■ Dataset
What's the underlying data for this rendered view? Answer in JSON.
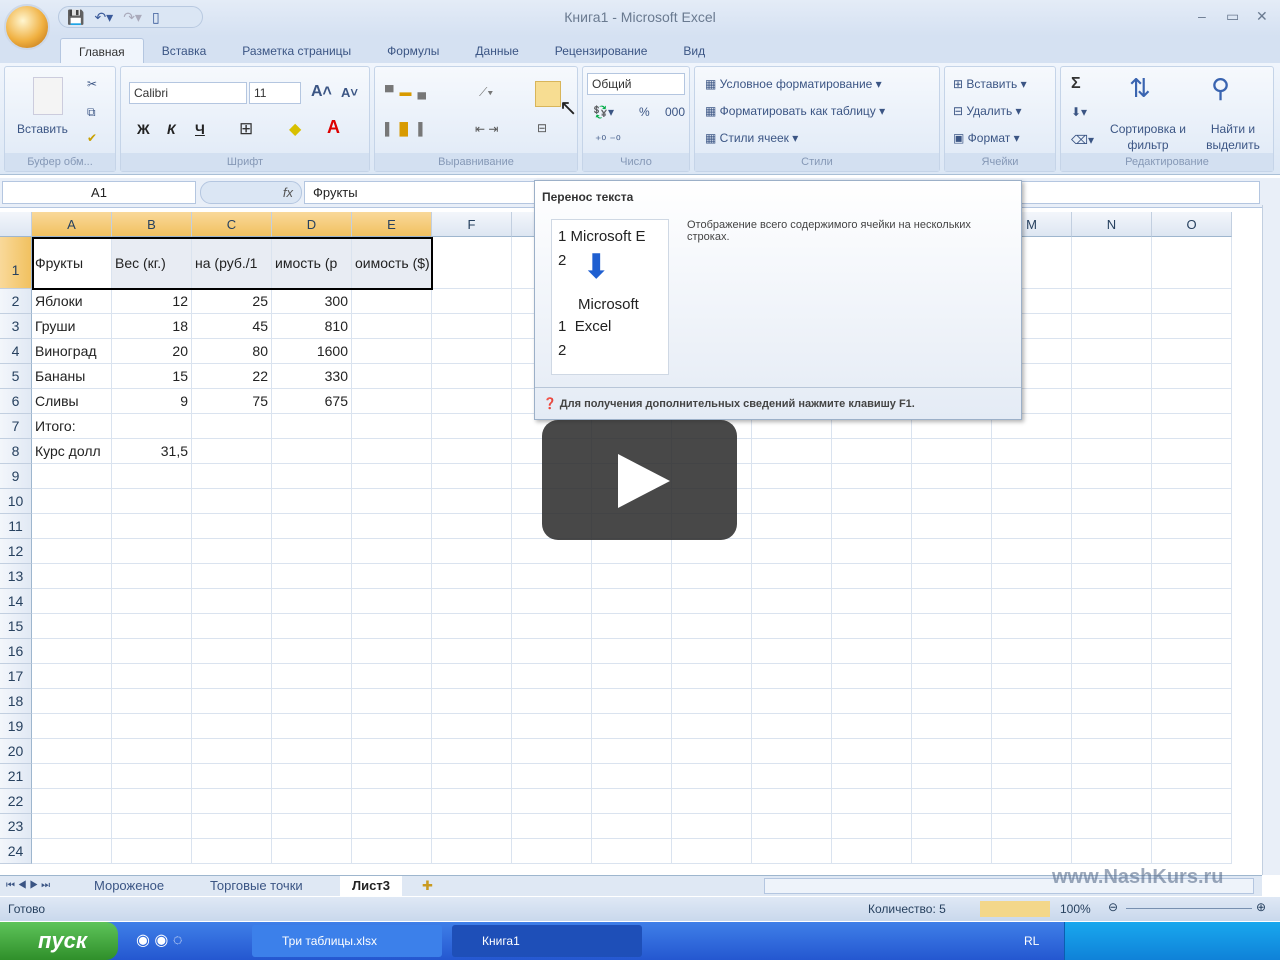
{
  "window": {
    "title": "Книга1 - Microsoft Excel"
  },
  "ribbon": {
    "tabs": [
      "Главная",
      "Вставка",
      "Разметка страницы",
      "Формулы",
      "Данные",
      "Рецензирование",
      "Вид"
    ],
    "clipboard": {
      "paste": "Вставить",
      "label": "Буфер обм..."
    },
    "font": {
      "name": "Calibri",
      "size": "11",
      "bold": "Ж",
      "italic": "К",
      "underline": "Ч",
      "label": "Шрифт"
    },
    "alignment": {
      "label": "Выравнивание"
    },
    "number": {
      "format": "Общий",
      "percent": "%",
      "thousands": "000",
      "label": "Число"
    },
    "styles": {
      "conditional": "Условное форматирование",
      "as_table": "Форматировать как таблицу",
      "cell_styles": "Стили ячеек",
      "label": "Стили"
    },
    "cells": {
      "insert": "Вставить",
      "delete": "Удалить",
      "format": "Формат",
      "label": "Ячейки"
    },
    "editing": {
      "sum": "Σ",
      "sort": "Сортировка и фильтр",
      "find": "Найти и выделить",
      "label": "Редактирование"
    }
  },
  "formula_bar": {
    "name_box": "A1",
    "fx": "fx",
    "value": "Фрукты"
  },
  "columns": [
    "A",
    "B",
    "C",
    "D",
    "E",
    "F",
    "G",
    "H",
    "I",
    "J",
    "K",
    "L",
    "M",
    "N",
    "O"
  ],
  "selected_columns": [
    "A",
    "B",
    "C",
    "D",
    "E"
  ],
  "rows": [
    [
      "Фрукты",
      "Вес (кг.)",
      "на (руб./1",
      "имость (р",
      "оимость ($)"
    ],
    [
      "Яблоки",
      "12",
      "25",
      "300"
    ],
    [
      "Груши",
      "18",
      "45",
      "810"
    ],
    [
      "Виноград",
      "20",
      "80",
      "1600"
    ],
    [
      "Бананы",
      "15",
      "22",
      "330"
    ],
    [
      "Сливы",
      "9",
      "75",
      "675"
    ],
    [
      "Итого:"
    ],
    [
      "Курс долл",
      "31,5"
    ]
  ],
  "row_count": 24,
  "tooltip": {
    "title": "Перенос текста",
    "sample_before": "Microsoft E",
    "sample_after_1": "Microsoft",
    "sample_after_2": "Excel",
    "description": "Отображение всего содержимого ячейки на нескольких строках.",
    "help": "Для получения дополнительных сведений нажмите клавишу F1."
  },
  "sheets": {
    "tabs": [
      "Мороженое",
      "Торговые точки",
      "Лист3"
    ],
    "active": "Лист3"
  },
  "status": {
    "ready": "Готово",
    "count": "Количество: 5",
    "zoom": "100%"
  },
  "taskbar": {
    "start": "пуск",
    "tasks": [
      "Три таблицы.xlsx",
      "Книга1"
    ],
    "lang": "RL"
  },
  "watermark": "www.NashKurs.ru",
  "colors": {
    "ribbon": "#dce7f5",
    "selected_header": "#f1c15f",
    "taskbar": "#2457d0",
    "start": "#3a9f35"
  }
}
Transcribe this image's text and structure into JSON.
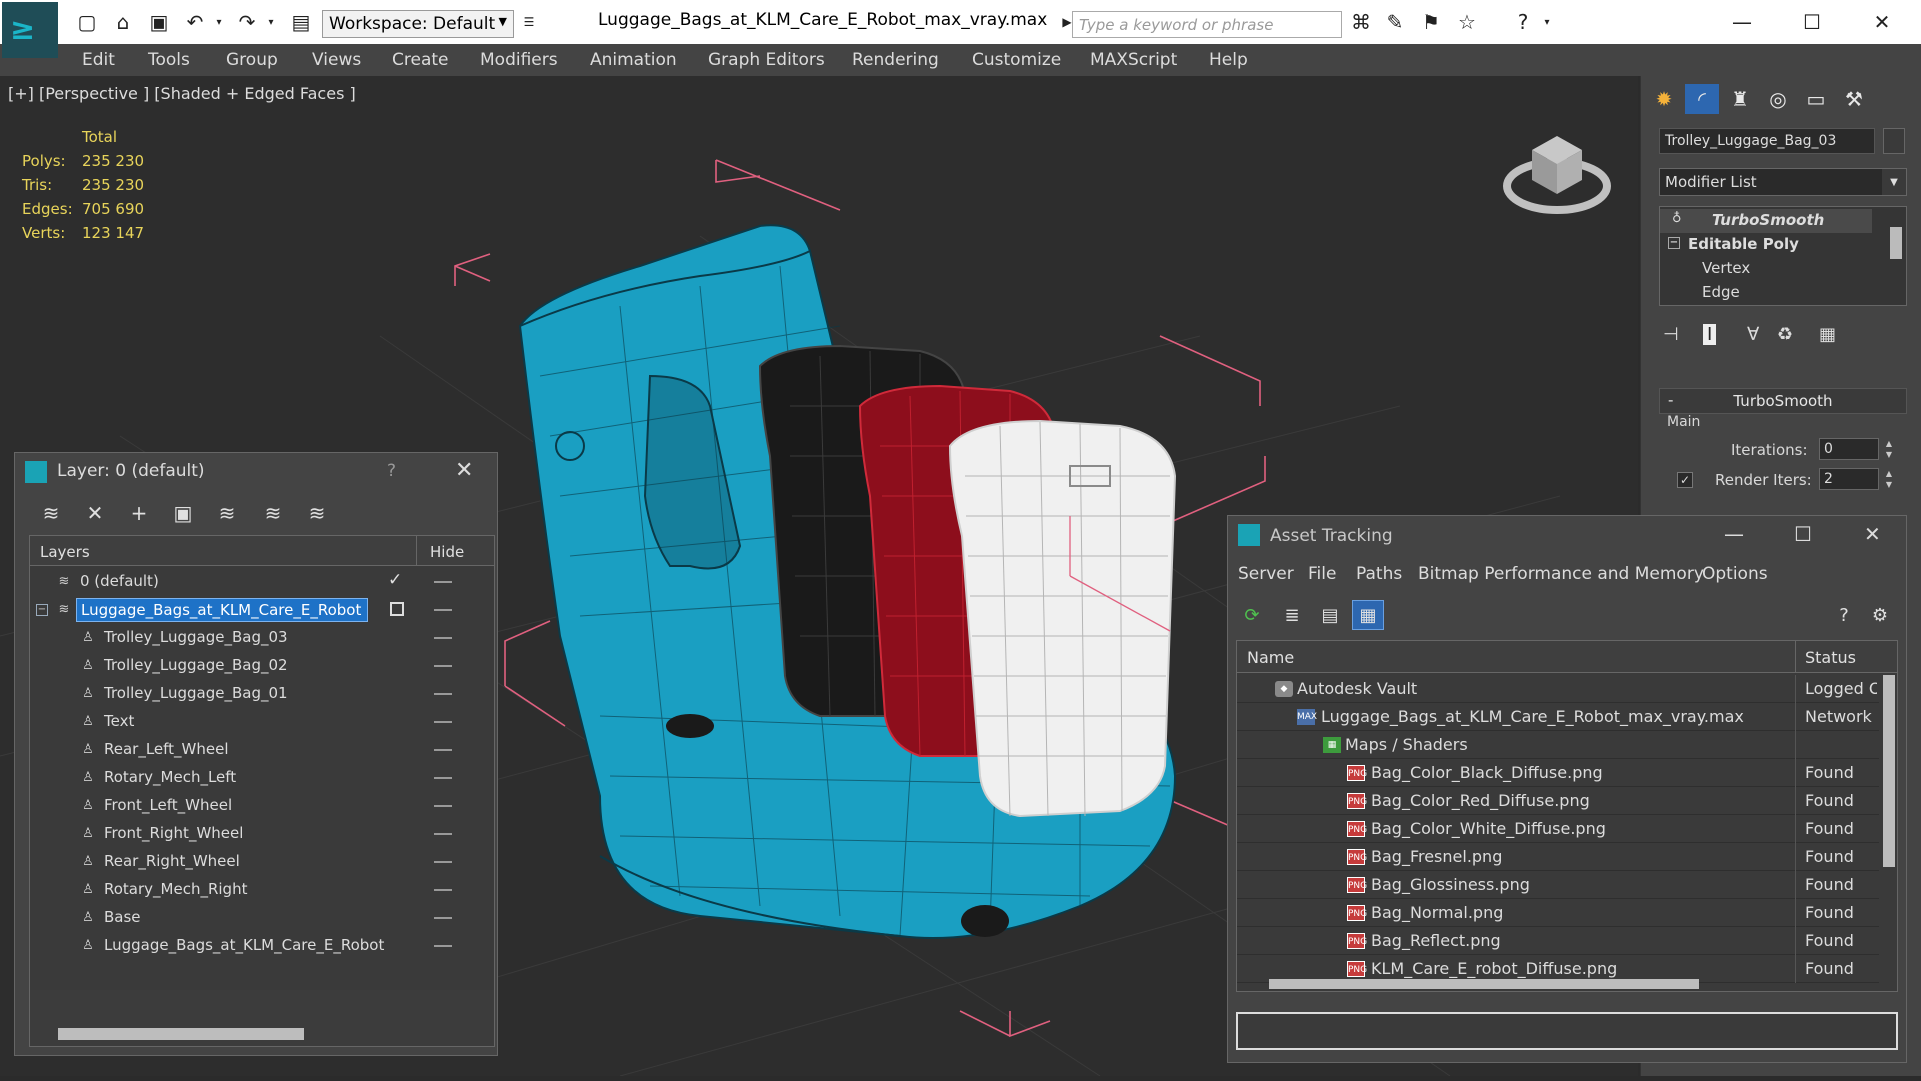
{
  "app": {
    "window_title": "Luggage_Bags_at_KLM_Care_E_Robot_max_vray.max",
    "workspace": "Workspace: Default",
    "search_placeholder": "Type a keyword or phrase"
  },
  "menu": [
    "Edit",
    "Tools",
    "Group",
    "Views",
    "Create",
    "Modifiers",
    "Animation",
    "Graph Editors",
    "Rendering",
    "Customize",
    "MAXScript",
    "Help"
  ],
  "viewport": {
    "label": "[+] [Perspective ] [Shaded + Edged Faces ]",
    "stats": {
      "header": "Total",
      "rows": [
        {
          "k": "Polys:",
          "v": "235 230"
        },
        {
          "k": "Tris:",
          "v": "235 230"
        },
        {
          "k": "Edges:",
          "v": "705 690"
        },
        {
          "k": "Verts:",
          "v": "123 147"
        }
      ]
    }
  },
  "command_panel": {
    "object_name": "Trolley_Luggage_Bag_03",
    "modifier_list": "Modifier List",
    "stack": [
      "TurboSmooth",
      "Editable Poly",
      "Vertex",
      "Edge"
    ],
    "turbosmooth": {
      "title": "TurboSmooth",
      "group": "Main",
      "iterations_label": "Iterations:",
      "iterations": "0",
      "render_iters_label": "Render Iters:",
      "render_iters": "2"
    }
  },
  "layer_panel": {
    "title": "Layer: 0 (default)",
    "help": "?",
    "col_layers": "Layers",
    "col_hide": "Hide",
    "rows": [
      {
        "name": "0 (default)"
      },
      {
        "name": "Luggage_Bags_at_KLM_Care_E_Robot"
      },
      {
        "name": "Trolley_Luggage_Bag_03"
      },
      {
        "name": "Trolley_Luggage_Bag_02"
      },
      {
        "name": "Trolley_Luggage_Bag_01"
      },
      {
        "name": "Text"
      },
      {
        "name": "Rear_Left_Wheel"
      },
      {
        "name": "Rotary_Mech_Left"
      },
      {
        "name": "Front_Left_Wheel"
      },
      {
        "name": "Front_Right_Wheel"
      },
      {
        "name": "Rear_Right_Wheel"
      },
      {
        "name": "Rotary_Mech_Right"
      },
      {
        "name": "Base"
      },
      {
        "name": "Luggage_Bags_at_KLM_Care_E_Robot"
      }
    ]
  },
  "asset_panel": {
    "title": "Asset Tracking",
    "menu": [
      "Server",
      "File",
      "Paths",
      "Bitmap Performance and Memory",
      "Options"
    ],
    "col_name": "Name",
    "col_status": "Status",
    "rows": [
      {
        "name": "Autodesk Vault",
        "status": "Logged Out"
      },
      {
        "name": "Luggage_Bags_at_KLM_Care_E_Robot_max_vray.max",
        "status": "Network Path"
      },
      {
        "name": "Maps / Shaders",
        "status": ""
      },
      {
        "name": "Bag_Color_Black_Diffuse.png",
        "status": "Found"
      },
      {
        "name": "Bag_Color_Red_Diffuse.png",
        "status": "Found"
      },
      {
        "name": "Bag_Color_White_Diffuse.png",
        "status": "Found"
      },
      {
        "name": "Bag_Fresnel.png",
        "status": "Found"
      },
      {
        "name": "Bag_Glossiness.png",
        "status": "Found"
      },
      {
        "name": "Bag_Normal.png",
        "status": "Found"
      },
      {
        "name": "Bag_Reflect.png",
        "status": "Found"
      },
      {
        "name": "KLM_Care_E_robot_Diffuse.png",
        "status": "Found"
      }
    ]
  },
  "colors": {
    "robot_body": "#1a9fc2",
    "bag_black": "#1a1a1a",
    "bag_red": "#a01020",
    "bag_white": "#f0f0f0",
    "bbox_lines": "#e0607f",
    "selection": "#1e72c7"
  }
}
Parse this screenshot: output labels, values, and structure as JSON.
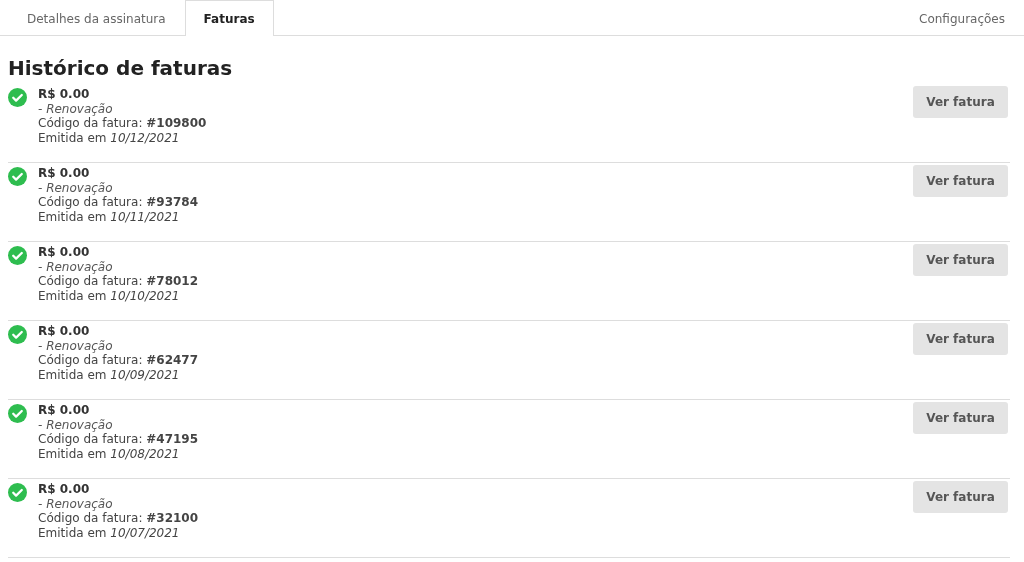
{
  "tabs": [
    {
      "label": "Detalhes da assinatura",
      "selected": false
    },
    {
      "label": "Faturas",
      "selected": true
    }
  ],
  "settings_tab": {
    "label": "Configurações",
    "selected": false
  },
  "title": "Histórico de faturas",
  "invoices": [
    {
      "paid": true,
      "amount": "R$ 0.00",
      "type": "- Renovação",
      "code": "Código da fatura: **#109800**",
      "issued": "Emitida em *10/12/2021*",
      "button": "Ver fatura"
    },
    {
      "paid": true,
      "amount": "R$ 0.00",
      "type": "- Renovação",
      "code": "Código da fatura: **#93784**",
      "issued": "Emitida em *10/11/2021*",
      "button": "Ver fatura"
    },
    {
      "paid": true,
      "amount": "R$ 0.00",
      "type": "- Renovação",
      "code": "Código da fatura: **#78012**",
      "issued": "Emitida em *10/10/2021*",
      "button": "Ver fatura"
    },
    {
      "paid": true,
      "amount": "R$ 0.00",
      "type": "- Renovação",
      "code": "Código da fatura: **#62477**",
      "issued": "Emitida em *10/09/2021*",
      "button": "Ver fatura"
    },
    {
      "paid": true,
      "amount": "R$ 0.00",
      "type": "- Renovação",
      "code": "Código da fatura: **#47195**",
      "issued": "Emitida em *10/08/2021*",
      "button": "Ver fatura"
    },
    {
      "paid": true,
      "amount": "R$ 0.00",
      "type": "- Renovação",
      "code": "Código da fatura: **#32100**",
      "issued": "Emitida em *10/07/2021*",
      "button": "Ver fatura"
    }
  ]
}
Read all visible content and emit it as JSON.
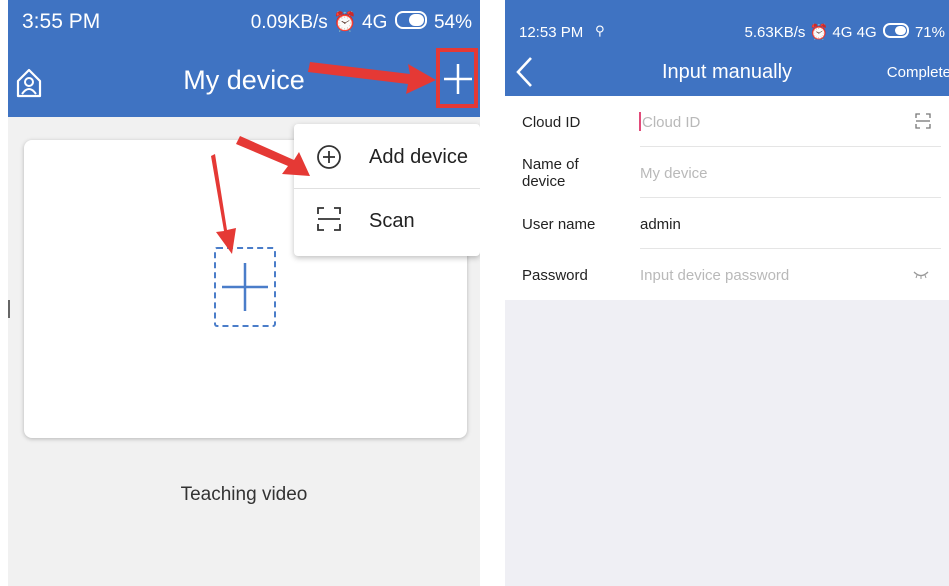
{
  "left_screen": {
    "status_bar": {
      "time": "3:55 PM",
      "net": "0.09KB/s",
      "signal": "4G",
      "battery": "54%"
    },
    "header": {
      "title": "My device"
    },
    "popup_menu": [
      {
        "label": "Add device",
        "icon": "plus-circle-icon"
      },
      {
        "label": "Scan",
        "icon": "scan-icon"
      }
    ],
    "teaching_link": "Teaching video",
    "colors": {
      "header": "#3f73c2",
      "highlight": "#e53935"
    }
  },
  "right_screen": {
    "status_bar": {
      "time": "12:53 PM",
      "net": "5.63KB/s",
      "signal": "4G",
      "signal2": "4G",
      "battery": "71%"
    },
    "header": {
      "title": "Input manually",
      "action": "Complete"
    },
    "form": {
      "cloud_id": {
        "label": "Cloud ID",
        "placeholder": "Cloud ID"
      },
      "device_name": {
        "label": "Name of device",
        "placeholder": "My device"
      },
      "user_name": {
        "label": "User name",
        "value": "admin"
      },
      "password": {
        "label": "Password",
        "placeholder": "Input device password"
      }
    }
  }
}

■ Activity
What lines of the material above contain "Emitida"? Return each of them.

■ Exercise solution
      "issued": "Emitida em *10/12/2021*",
      "issued": "Emitida em *10/11/2021*",
      "issued": "Emitida em *10/10/2021*",
      "issued": "Emitida em *10/09/2021*",
      "issued": "Emitida em *10/08/2021*",
      "issued": "Emitida em *10/07/2021*",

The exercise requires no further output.